Back in the summer of 1968, I bought a secondhand pre-CBS Fender Precision Bass guitar for the grand sum of £35 (then about $75) (footnote 1). It was so cheap because the previous owner had pretty much scratched the sunburst finish to ribbons. The P-Bass may have looked like roadkill but it played like a dream, so I decided to refinish its body. Paint stripper removed the remains of the original nitrocelloluse lacquer, leaving me with a white wood body—ash, I understand—which I carefully sanded and stained. Contrary to what you might expect, the finish of an electric guitar does have an effect on the sound, so I thought long and hard about how I was going to varnish the body. I ended up applying thinned gloss-finish polyurethane, which I then sanded, repeating this process some five or six times, using finer and finer sandpaper, until the application of a final coat of varnish gave as close to a mirror-smooth finish as I could get...which wasn't anything near as perfect as the piano-lacquer rosewood finish on the samples of the Monitor Audio Studio 6 loudspeaker that Monitor Audio USA sent for review!
What makes someone a good hi-fi reviewer? A fine critical sensibility? A good technical background? Ears? Eyes? Nose? Throat? So many different people are reviewing audio gear these days that it's downright impossible to characterize a good reviewer. But I do know that Beavis and Butt-head would make killer hi-fi reviewers!

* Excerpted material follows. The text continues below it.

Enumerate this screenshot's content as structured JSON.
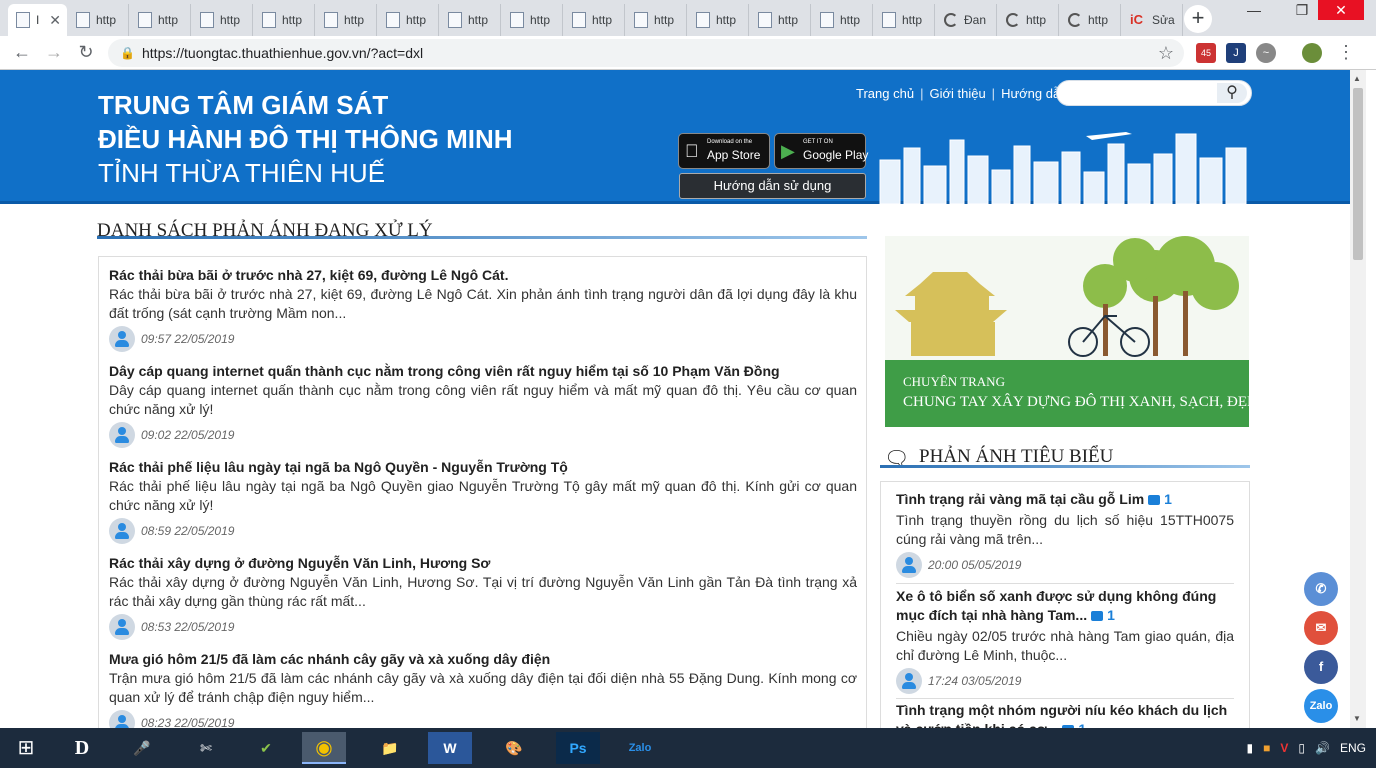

This smallish loudspeaker system has been getting high ratings in the English audio magazines for some years but was not available to US consumers until recently, when the small firm (literally a Mom'n'Pop enterprise, footnote 1) arranged for US distribution through Audio International.

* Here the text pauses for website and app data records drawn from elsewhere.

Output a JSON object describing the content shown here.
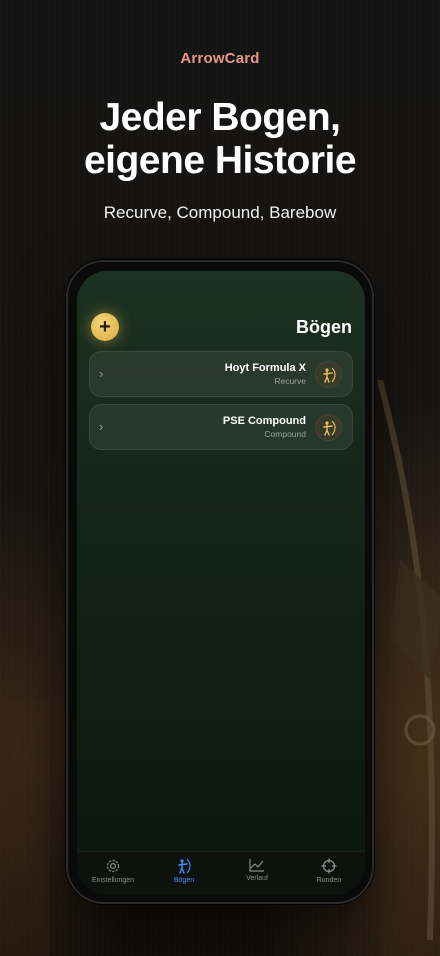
{
  "brand": "ArrowCard",
  "headline": {
    "line1": "Jeder Bogen,",
    "line2": "eigene Historie"
  },
  "subline": "Recurve, Compound, Barebow",
  "app": {
    "title": "Bögen",
    "add_icon": "plus-icon",
    "bows": [
      {
        "name": "Hoyt Formula X",
        "type": "Recurve",
        "icon": "archer-icon"
      },
      {
        "name": "PSE Compound",
        "type": "Compound",
        "icon": "archer-icon"
      }
    ],
    "tabs": [
      {
        "label": "Einstellungen",
        "icon": "gear-icon",
        "active": false
      },
      {
        "label": "Bögen",
        "icon": "archer-icon",
        "active": true
      },
      {
        "label": "Verlauf",
        "icon": "chart-icon",
        "active": false
      },
      {
        "label": "Runden",
        "icon": "crosshair-icon",
        "active": false
      }
    ]
  },
  "colors": {
    "brand": "#e7968b",
    "accent_gold": "#e8c15a",
    "tab_active": "#4a8cff"
  }
}
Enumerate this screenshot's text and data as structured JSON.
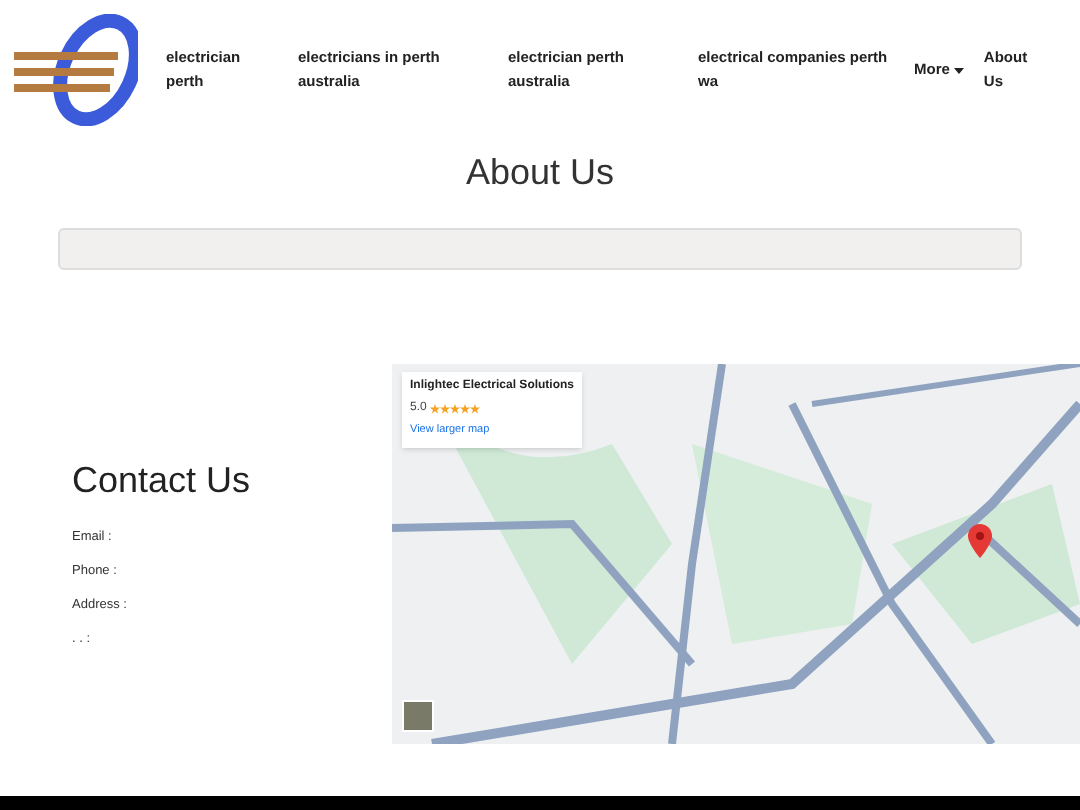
{
  "nav": {
    "items": [
      {
        "label": "electrician perth"
      },
      {
        "label": "electricians in perth australia"
      },
      {
        "label": "electrician perth australia"
      },
      {
        "label": "electrical companies perth wa"
      }
    ],
    "more": "More",
    "about": "About Us"
  },
  "page_title": "About Us",
  "contact": {
    "title": "Contact Us",
    "lines": [
      "Email :",
      "Phone :",
      "Address :",
      ". . :"
    ]
  },
  "map": {
    "business": "Inlightec Electrical Solutions",
    "rating": "5.0",
    "stars": 5,
    "link": "View larger map"
  }
}
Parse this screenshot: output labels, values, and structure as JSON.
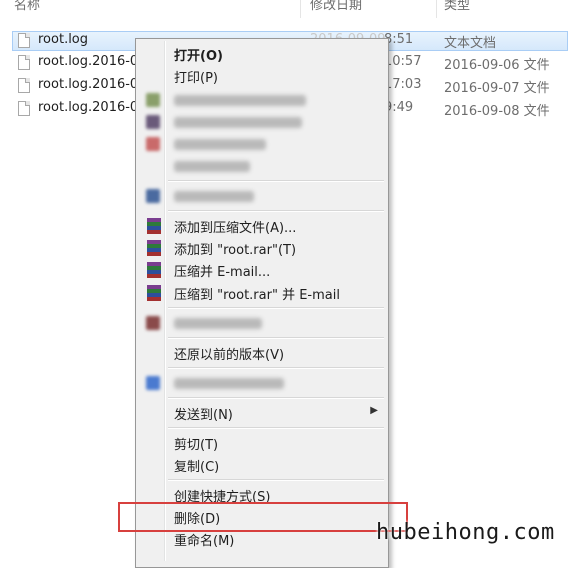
{
  "columns": {
    "name": "名称",
    "modified": "修改日期",
    "type": "类型"
  },
  "files": [
    {
      "name": "root.log",
      "date_faded": "2016-09-09",
      "time": "8:51",
      "type": "文本文档",
      "selected": true
    },
    {
      "name": "root.log.2016-0",
      "time": "10:57",
      "type": "2016-09-06 文件"
    },
    {
      "name": "root.log.2016-0",
      "time": "17:03",
      "type": "2016-09-07 文件"
    },
    {
      "name": "root.log.2016-0",
      "time": "9:49",
      "type": "2016-09-08 文件"
    }
  ],
  "menu": {
    "open": "打开(O)",
    "print": "打印(P)",
    "add_to_archive": "添加到压缩文件(A)...",
    "add_to_rar": "添加到 \"root.rar\"(T)",
    "compress_email": "压缩并 E-mail...",
    "compress_rar_email": "压缩到 \"root.rar\" 并 E-mail",
    "restore_versions": "还原以前的版本(V)",
    "send_to": "发送到(N)",
    "cut": "剪切(T)",
    "copy": "复制(C)",
    "create_shortcut": "创建快捷方式(S)",
    "delete": "删除(D)",
    "rename": "重命名(M)"
  },
  "watermark": "hubeihong.com",
  "colors": {
    "highlight_border": "#d7403e",
    "selection": "#d5e8fb",
    "menu_bg": "#f0f0f0"
  }
}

The Spendor BC-1 is about as unimpressive-looking as any other smallish three-way loudspeaker, of which there are countless hundreds of models being made in the US at present. In fact, we were so ho-hummed by the mundane appearance of this speaker that we found it hard to connect the pair up and give them a listen.
These diminutive little sleepers have been available in the US for quite some time but have attracted little attention because (1) they have never really been promoted and (2) they are just too small to look as if they could be worth $430 a pair.
After a number of years of equipment reviewing, one gets rather blasé about "compact" loudspeakers. The appearance of yet another one that looks like hundreds of others and embodies no radically new innovations to pique one's curiosity is likely to be greeted with a passionate Ho-Hum.